There's a new startup in town that's aiming to take the pressure of the home buying process by letting people cut out the middleman – or in other words, the real estate agent.
Open Listings points out that two-thirds of the residential real estate market involves repeart buyers, which means that not everyone might need the services of an agent. Instead, Open Listings is touting a self-service platform with human experts available on-demand for when their expertise is really needed. It charges a flat rate fee, which means buyers can save themselves a good chunk of the standard three percent agent commission.
Open Listings believes the real estate market is spiralling out of control and that commissions are becoming overly expensive as they rise with the cost of homes.
“With technology today, you can find the house you want and know the price is good.
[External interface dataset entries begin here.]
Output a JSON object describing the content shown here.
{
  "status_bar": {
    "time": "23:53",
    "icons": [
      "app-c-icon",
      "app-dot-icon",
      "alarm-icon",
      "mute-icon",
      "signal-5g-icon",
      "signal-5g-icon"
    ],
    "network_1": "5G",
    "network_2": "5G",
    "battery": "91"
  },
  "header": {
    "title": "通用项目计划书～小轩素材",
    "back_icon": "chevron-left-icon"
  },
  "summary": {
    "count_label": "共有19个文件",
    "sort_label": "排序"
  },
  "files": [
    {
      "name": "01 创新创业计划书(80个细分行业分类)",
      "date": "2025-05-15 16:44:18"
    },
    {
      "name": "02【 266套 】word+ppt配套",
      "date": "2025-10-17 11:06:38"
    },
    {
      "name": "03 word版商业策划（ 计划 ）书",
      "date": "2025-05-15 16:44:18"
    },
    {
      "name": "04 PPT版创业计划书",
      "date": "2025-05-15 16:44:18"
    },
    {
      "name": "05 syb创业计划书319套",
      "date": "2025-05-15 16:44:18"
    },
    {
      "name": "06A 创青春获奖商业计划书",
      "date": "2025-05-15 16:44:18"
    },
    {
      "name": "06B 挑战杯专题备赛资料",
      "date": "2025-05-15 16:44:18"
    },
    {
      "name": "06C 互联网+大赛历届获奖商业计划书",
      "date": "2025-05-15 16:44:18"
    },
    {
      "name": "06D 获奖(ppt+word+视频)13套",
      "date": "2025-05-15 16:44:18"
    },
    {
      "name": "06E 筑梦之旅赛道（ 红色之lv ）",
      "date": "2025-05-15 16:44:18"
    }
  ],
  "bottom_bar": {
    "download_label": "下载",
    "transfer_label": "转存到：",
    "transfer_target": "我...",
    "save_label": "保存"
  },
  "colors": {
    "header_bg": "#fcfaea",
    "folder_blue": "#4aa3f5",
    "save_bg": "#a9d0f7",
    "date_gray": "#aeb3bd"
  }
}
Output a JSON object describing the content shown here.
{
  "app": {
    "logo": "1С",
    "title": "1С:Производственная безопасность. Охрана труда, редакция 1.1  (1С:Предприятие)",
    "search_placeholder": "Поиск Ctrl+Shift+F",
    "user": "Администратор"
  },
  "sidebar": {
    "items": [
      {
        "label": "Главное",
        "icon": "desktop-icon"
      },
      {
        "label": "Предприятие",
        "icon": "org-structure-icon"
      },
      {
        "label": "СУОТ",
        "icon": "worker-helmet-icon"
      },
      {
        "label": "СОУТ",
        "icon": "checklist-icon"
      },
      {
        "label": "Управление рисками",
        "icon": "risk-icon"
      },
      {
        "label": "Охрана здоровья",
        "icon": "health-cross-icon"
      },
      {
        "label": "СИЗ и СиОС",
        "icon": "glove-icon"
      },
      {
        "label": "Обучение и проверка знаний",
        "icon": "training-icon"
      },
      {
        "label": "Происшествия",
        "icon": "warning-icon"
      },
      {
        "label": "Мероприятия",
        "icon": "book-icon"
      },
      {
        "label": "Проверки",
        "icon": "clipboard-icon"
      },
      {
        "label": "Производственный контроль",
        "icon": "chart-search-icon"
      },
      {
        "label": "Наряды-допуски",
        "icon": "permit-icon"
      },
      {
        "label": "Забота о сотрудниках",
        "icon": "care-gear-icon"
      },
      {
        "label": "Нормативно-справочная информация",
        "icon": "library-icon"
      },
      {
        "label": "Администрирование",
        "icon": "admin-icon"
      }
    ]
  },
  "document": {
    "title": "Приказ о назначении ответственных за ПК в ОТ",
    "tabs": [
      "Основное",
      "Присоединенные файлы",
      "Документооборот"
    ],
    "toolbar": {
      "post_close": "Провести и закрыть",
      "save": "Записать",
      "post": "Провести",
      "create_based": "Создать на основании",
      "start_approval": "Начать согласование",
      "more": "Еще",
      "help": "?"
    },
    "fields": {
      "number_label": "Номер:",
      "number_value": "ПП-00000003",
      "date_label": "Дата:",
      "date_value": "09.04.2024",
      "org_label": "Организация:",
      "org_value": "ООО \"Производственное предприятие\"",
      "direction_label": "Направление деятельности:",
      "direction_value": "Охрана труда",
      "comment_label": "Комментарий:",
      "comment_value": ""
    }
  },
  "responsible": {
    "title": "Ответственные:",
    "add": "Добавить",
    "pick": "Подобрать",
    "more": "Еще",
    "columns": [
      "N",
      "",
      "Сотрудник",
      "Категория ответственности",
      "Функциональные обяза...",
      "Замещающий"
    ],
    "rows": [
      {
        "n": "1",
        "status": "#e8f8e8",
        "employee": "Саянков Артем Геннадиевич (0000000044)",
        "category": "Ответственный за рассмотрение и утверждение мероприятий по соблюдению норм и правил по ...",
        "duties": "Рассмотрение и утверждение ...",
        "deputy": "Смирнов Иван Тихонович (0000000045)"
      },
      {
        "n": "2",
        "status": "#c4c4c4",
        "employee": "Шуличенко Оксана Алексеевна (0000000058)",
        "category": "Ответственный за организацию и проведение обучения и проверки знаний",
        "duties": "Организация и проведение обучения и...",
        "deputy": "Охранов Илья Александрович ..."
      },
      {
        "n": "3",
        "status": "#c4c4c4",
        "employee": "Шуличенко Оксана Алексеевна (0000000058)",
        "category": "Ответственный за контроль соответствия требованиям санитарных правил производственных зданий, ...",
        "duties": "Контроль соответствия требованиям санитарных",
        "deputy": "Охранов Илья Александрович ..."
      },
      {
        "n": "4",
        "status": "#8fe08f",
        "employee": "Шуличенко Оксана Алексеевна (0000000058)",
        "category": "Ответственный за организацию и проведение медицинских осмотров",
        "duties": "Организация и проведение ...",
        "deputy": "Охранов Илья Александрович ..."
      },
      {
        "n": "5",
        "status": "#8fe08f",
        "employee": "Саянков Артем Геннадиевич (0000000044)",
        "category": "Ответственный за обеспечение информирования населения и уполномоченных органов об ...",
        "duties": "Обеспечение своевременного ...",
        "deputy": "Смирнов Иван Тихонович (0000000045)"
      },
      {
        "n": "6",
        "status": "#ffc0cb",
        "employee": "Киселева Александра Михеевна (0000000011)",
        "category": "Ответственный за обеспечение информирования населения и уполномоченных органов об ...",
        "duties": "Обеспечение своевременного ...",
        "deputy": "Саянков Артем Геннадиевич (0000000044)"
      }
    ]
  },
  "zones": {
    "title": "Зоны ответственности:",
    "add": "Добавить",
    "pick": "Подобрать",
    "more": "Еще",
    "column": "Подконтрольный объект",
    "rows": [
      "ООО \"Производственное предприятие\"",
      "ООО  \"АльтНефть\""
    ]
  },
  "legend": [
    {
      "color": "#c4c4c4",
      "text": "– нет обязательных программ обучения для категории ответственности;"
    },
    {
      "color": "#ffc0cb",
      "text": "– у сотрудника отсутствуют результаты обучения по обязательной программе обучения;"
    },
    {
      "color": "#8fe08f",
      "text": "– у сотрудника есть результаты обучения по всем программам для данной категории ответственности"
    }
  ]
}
But what you can’t do is buy the house without an agent,” said Open Listings co-founder Judd Schoenholtz to Techcrunch. “You’re doing 80 percent of the work, but you’re required to have an agent present.”
Using Open Listings, it's possible to start with or without a particular home in mind. Simply search for a home from their listings, or find one using other sites and applications. Open Listings provides an in-house team who can organize viewings and they can also show clients what a competitive value for each property they're interested in should be.
Once you've found a home, you can make an offer directly through the site and Open Listings will submit it to the seller. The service is totally free until the sale has been made – only then will you be charged the flat $5,000 fee.
According to Schoenholtz, Open Listings isn't really a competitor to OpenDoor, a service that recently raised $20 million. Open Door is designed to serve sellers in underserved markets, whereas Open Listings is focused on busy markets like California.